Detroit — Fans wore scarlet and Carolina blue while supporting their teams Friday night.
But we mostly saw deep blue empty seats as Rutgers pounded North Carolina, 40-21, during the inaugural Quick Lane Bowl at Ford Field. This was a game that hardly captivated the community — not by a long shot.
They announced a crowd of 23,876, which is the second-lowest attendance in Ford Field bowl history. The low was 23,310 two years ago when a huge snowstorm crippled Detroit before the Central Michigan-Western Kentucky game.
The good news is the Quick Lane Bowl actually got a Big Ten team to play in its bowl, something the Little Caesars Pizza Bowl often failed to do. Unfortunately, it got the wrong Big Ten team.
We are not wired yet to accept Rutgers as a Big Ten team. That's one reason the community did not show up. You'd have a better chance of luring Detroiters if you could draw Illinois, Penn State or even Purdue.
They've been in the Big Ten for years, not months.
"To get over 21,000 in the building I think is a positive for us," Lions president Tom Lewand said. "We obviously want to continue to grow it and we'll never say we're satisfied, but for us a very good start."
Michigan fell short
The big coup for the Quick Lane would have been luring Michigan. Little did we know that Michigan's 26-24 loss at Rutgers in October was a showdown for Motown. The win would have made Michigan bowl-eligible and you can bet the Detroit Lions and Lewand (a UM graduate) would have made a bold push to include the Wolverines.
Michigan against North Carolina has more appeal and my guess is Ford Field would have been a near sellout. Michigan might not be able to fill a 100,000-seat stadium these days, but it could draw 60,000 for a nice holiday indoor game.
Central Michigan did it in 2007 when 60,624 saw the Chippewas drop a heartbreaker to Purdue.
"I always root for Michigan and I hope they win every week, especially in late November when they face the Buckeyes," Lewand said. "For us it was a lot more than a given team from the Big Ten and the ACC during a given year.

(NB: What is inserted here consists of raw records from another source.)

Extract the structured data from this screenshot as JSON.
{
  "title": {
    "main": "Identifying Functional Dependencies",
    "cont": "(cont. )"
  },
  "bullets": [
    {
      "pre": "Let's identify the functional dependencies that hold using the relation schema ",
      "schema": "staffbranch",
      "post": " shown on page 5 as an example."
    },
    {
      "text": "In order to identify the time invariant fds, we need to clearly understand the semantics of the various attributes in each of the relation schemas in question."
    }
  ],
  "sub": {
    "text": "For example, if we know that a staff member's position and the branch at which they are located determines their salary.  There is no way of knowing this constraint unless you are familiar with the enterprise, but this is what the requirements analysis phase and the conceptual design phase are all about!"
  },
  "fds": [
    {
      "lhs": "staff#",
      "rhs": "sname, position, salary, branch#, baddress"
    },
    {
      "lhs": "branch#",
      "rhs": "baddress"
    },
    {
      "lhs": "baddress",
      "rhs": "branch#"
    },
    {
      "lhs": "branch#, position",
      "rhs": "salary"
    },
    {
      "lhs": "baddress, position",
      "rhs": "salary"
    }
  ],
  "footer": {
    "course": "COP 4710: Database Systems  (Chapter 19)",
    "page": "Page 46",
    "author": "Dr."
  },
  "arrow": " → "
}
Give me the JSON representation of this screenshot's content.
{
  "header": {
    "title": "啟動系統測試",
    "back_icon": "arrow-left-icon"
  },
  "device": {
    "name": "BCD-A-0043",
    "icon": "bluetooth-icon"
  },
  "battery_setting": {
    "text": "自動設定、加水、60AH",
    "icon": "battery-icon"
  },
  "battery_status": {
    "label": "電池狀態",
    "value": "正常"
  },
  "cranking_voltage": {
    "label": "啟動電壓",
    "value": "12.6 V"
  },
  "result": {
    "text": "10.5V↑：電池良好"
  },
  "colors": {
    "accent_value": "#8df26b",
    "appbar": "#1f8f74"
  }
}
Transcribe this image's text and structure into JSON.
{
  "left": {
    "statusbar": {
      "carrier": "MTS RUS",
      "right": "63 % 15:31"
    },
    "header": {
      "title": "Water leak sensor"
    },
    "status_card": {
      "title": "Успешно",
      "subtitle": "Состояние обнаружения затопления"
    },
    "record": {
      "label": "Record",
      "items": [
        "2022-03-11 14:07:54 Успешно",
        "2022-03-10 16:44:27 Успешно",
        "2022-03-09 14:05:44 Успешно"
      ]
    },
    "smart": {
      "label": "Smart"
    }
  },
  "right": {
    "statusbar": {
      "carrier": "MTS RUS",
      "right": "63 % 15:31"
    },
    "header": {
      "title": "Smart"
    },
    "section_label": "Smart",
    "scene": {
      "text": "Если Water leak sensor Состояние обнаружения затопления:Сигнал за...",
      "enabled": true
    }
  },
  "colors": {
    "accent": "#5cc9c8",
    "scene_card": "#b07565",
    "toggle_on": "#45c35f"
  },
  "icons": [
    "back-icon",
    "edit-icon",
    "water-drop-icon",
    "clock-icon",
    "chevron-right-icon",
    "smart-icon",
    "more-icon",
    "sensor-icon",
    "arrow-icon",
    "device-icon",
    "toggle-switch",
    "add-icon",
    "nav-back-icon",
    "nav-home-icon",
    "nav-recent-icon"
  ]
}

"It was about an annual matchup between two great conferences and it is about building relationships. I rooted and will always root for my alma mater. I could not be happier with Rutgers representing the Big Ten."
This is not the ideal bowl for Michigan. However, it is better than sitting on the sidelines.
Playing in this bowl would have been good for Michigan.
It got better
Let me leave you with a story:
Michigan was accustomed to playing in Rose Bowls under coach Bo Schembechler. However, the program took a stumble in 1984, finishing 6-5 during the regular season. Michigan lost to both Ohio State and Michigan State and was sent to San Diego to play No. 1 BYU in the Holiday Bowl. It was not a good year for blue and some players did not want to play. Schembechler convinced them otherwise during an emotional meeting.
"He told them we needed to go and why," said Jamie Morris, who played four games that season at tailback. "He said it is not beneath us to go to a lesser bowl. I hate to call them a lesser bowl but that is what they were. It was not the Rose Bowl, it was not the Sugar Bowl, but we needed to go."
The sentiment was that unbeaten BYU played a soft schedule and did not deserve to be national champions. It was up to Michigan to save college football, which it failed to do, losing 24-17.
Here is the good news. Michigan was able to develop a young quarterback named Jim Harbaugh who guided Michigan to a 10-1-1 season the following year and was MVP in the Fiesta Bowl.
In 1986 he quarterbacked Michigan to a 10-2 record and the famous guarantee victory at Ohio State.
Now Harbaugh is Michigan's dream coaching candidate.
So there is value for playing in the smaller bowls even if you are Michigan.